TASK DIRECTIONS: The result should be an exact copy of every record, with no pictures kept.
AVAILABLE RECORDS section start
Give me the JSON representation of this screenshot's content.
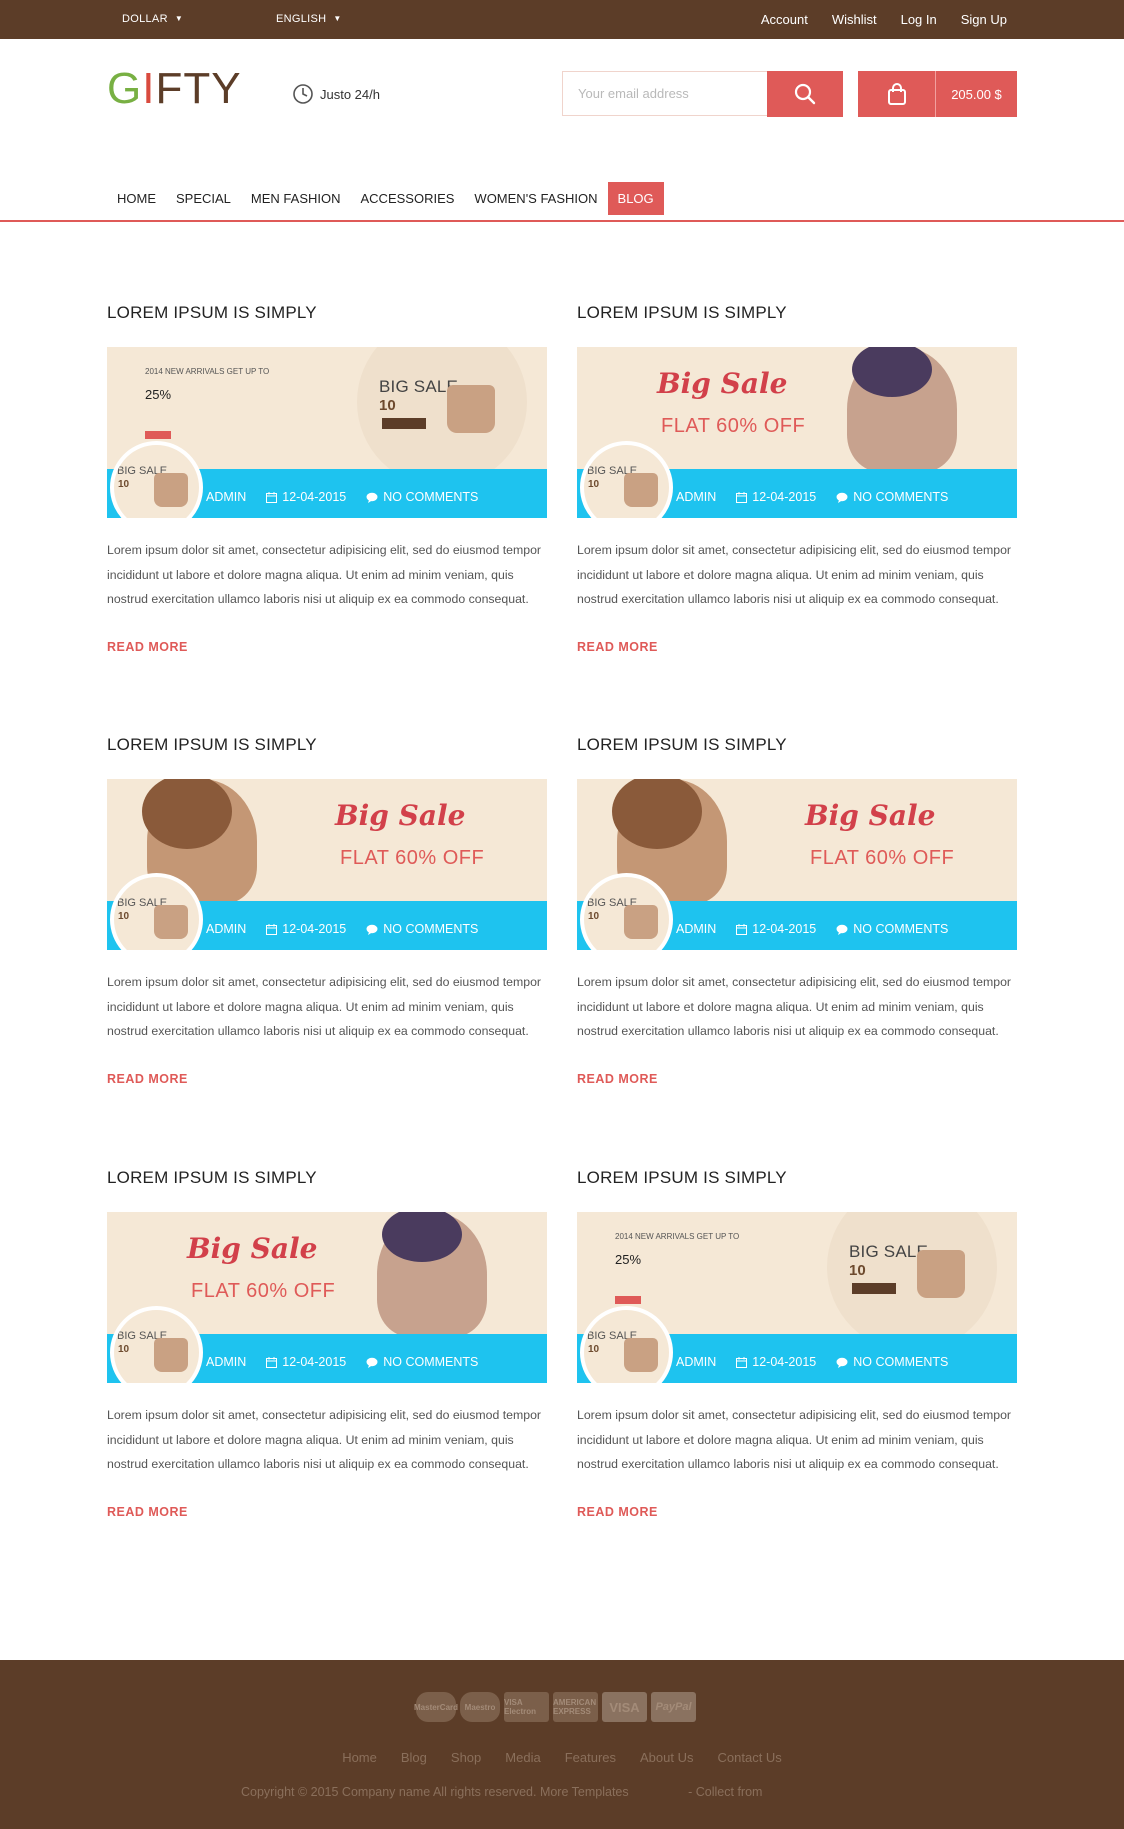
{
  "topbar": {
    "currency": "DOLLAR",
    "language": "ENGLISH",
    "links": [
      "Account",
      "Wishlist",
      "Log In",
      "Sign Up"
    ]
  },
  "header": {
    "logo_parts": [
      "G",
      "I",
      "FTY"
    ],
    "hours": "Justo 24/h",
    "email_placeholder": "Your email address",
    "cart_total": "205.00 $"
  },
  "nav": [
    "HOME",
    "SPECIAL",
    "MEN FASHION",
    "ACCESSORIES",
    "WOMEN'S FASHION",
    "BLOG"
  ],
  "colors": {
    "accent": "#df5a58",
    "brown": "#5c3d28",
    "cyan": "#1ec3ef",
    "banner": "#f5e8d6"
  },
  "banner_text": {
    "big_sale_script": "Big Sale",
    "flat_off": "FLAT 60% OFF",
    "new_arrivals": "2014 NEW ARRIVALS GET UP TO",
    "pct": "25%",
    "big_sale": "BIG SALE",
    "ten": "10"
  },
  "posts": [
    {
      "title": "LOREM IPSUM IS SIMPLY",
      "author": "ADMIN",
      "date": "12-04-2015",
      "comments": "NO COMMENTS",
      "excerpt": "Lorem ipsum dolor sit amet, consectetur adipisicing elit, sed do eiusmod tempor incididunt ut labore et dolore magna aliqua. Ut enim ad minim veniam, quis nostrud exercitation ullamco laboris nisi ut aliquip ex ea commodo consequat.",
      "read_more": "READ MORE"
    },
    {
      "title": "LOREM IPSUM IS SIMPLY",
      "author": "ADMIN",
      "date": "12-04-2015",
      "comments": "NO COMMENTS",
      "excerpt": "Lorem ipsum dolor sit amet, consectetur adipisicing elit, sed do eiusmod tempor incididunt ut labore et dolore magna aliqua. Ut enim ad minim veniam, quis nostrud exercitation ullamco laboris nisi ut aliquip ex ea commodo consequat.",
      "read_more": "READ MORE"
    },
    {
      "title": "LOREM IPSUM IS SIMPLY",
      "author": "ADMIN",
      "date": "12-04-2015",
      "comments": "NO COMMENTS",
      "excerpt": "Lorem ipsum dolor sit amet, consectetur adipisicing elit, sed do eiusmod tempor incididunt ut labore et dolore magna aliqua. Ut enim ad minim veniam, quis nostrud exercitation ullamco laboris nisi ut aliquip ex ea commodo consequat.",
      "read_more": "READ MORE"
    },
    {
      "title": "LOREM IPSUM IS SIMPLY",
      "author": "ADMIN",
      "date": "12-04-2015",
      "comments": "NO COMMENTS",
      "excerpt": "Lorem ipsum dolor sit amet, consectetur adipisicing elit, sed do eiusmod tempor incididunt ut labore et dolore magna aliqua. Ut enim ad minim veniam, quis nostrud exercitation ullamco laboris nisi ut aliquip ex ea commodo consequat.",
      "read_more": "READ MORE"
    },
    {
      "title": "LOREM IPSUM IS SIMPLY",
      "author": "ADMIN",
      "date": "12-04-2015",
      "comments": "NO COMMENTS",
      "excerpt": "Lorem ipsum dolor sit amet, consectetur adipisicing elit, sed do eiusmod tempor incididunt ut labore et dolore magna aliqua. Ut enim ad minim veniam, quis nostrud exercitation ullamco laboris nisi ut aliquip ex ea commodo consequat.",
      "read_more": "READ MORE"
    },
    {
      "title": "LOREM IPSUM IS SIMPLY",
      "author": "ADMIN",
      "date": "12-04-2015",
      "comments": "NO COMMENTS",
      "excerpt": "Lorem ipsum dolor sit amet, consectetur adipisicing elit, sed do eiusmod tempor incididunt ut labore et dolore magna aliqua. Ut enim ad minim veniam, quis nostrud exercitation ullamco laboris nisi ut aliquip ex ea commodo consequat.",
      "read_more": "READ MORE"
    }
  ],
  "footer": {
    "cards": [
      "MasterCard",
      "Maestro",
      "VISA Electron",
      "AMERICAN EXPRESS",
      "VISA",
      "PayPal"
    ],
    "links": [
      "Home",
      "Blog",
      "Shop",
      "Media",
      "Features",
      "About Us",
      "Contact Us"
    ],
    "copyright": "Copyright © 2015 Company name All rights reserved. More Templates",
    "collect": "- Collect from"
  }
}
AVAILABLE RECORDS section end
SOLUTION:
Give me the JSON representation of this screenshot's content.
{
  "topbar": {
    "currency": "DOLLAR",
    "language": "ENGLISH",
    "links": [
      "Account",
      "Wishlist",
      "Log In",
      "Sign Up"
    ]
  },
  "header": {
    "logo_parts": [
      "G",
      "I",
      "FTY"
    ],
    "hours": "Justo 24/h",
    "email_placeholder": "Your email address",
    "cart_total": "205.00 $"
  },
  "nav": [
    "HOME",
    "SPECIAL",
    "MEN FASHION",
    "ACCESSORIES",
    "WOMEN'S FASHION",
    "BLOG"
  ],
  "colors": {
    "accent": "#df5a58",
    "brown": "#5c3d28",
    "cyan": "#1ec3ef",
    "banner": "#f5e8d6"
  },
  "banner_text": {
    "big_sale_script": "Big Sale",
    "flat_off": "FLAT 60% OFF",
    "new_arrivals": "2014 NEW ARRIVALS GET UP TO",
    "pct": "25%",
    "big_sale": "BIG SALE",
    "ten": "10"
  },
  "posts": [
    {
      "title": "LOREM IPSUM IS SIMPLY",
      "author": "ADMIN",
      "date": "12-04-2015",
      "comments": "NO COMMENTS",
      "excerpt": "Lorem ipsum dolor sit amet, consectetur adipisicing elit, sed do eiusmod tempor incididunt ut labore et dolore magna aliqua. Ut enim ad minim veniam, quis nostrud exercitation ullamco laboris nisi ut aliquip ex ea commodo consequat.",
      "read_more": "READ MORE"
    },
    {
      "title": "LOREM IPSUM IS SIMPLY",
      "author": "ADMIN",
      "date": "12-04-2015",
      "comments": "NO COMMENTS",
      "excerpt": "Lorem ipsum dolor sit amet, consectetur adipisicing elit, sed do eiusmod tempor incididunt ut labore et dolore magna aliqua. Ut enim ad minim veniam, quis nostrud exercitation ullamco laboris nisi ut aliquip ex ea commodo consequat.",
      "read_more": "READ MORE"
    },
    {
      "title": "LOREM IPSUM IS SIMPLY",
      "author": "ADMIN",
      "date": "12-04-2015",
      "comments": "NO COMMENTS",
      "excerpt": "Lorem ipsum dolor sit amet, consectetur adipisicing elit, sed do eiusmod tempor incididunt ut labore et dolore magna aliqua. Ut enim ad minim veniam, quis nostrud exercitation ullamco laboris nisi ut aliquip ex ea commodo consequat.",
      "read_more": "READ MORE"
    },
    {
      "title": "LOREM IPSUM IS SIMPLY",
      "author": "ADMIN",
      "date": "12-04-2015",
      "comments": "NO COMMENTS",
      "excerpt": "Lorem ipsum dolor sit amet, consectetur adipisicing elit, sed do eiusmod tempor incididunt ut labore et dolore magna aliqua. Ut enim ad minim veniam, quis nostrud exercitation ullamco laboris nisi ut aliquip ex ea commodo consequat.",
      "read_more": "READ MORE"
    },
    {
      "title": "LOREM IPSUM IS SIMPLY",
      "author": "ADMIN",
      "date": "12-04-2015",
      "comments": "NO COMMENTS",
      "excerpt": "Lorem ipsum dolor sit amet, consectetur adipisicing elit, sed do eiusmod tempor incididunt ut labore et dolore magna aliqua. Ut enim ad minim veniam, quis nostrud exercitation ullamco laboris nisi ut aliquip ex ea commodo consequat.",
      "read_more": "READ MORE"
    },
    {
      "title": "LOREM IPSUM IS SIMPLY",
      "author": "ADMIN",
      "date": "12-04-2015",
      "comments": "NO COMMENTS",
      "excerpt": "Lorem ipsum dolor sit amet, consectetur adipisicing elit, sed do eiusmod tempor incididunt ut labore et dolore magna aliqua. Ut enim ad minim veniam, quis nostrud exercitation ullamco laboris nisi ut aliquip ex ea commodo consequat.",
      "read_more": "READ MORE"
    }
  ],
  "footer": {
    "cards": [
      "MasterCard",
      "Maestro",
      "VISA Electron",
      "AMERICAN EXPRESS",
      "VISA",
      "PayPal"
    ],
    "links": [
      "Home",
      "Blog",
      "Shop",
      "Media",
      "Features",
      "About Us",
      "Contact Us"
    ],
    "copyright": "Copyright © 2015 Company name All rights reserved. More Templates",
    "collect": "- Collect from"
  }
}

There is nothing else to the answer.